:: Information provided

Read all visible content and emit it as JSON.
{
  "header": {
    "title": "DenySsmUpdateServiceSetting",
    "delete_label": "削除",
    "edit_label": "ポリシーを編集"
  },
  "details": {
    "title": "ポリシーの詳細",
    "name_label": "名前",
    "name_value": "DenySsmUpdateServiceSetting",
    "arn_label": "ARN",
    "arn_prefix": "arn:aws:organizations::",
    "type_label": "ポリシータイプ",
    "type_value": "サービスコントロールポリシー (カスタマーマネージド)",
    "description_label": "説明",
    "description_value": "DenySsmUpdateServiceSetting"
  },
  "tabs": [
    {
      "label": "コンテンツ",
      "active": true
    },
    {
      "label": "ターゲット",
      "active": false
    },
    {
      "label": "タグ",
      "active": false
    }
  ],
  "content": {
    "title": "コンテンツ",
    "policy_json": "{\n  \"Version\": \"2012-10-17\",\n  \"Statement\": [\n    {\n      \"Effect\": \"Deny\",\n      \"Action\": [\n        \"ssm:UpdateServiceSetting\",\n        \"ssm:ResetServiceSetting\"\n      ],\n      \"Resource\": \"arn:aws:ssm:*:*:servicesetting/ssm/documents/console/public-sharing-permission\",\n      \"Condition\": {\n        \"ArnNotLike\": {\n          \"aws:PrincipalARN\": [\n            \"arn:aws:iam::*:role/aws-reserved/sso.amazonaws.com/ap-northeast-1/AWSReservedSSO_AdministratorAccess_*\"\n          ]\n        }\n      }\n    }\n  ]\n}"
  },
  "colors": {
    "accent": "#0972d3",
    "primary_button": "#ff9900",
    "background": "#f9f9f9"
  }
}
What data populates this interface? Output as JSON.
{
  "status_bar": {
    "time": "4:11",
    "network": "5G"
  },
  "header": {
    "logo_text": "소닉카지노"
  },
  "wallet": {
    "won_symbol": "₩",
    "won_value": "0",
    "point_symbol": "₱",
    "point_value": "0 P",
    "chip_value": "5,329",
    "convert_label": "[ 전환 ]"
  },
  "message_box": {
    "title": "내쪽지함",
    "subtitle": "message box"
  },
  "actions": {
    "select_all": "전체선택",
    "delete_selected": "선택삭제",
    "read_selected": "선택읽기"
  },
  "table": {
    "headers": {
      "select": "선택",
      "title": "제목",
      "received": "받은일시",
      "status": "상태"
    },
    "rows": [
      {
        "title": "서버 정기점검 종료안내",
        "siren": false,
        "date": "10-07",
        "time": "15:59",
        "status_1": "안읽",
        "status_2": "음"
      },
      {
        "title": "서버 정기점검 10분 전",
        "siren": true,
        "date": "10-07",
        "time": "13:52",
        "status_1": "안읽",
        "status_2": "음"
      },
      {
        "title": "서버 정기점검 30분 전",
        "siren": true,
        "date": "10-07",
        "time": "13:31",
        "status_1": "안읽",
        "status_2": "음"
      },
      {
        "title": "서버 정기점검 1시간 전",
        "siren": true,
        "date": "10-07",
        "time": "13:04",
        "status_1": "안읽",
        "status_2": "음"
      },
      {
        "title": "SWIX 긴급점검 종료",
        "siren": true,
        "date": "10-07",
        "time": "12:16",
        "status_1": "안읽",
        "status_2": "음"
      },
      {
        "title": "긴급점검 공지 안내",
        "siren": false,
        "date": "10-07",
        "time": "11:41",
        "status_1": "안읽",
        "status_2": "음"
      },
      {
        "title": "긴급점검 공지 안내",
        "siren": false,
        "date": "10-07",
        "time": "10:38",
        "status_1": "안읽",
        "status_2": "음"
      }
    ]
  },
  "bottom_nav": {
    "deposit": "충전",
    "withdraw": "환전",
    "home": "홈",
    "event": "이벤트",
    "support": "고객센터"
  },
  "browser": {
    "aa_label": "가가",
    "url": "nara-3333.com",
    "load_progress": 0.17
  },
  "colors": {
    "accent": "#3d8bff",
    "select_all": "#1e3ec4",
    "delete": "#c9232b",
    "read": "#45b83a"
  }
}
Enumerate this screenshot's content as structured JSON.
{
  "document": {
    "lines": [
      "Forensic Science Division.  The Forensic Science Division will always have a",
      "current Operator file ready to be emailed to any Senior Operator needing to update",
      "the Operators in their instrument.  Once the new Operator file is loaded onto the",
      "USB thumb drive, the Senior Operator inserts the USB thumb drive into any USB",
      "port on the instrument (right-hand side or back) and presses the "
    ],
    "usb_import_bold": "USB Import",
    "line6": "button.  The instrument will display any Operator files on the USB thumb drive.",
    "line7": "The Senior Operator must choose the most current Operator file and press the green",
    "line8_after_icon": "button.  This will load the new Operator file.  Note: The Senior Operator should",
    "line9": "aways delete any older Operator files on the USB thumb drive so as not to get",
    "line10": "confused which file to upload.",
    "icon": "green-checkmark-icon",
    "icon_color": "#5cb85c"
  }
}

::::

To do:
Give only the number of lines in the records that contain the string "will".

Solution to this problem:
3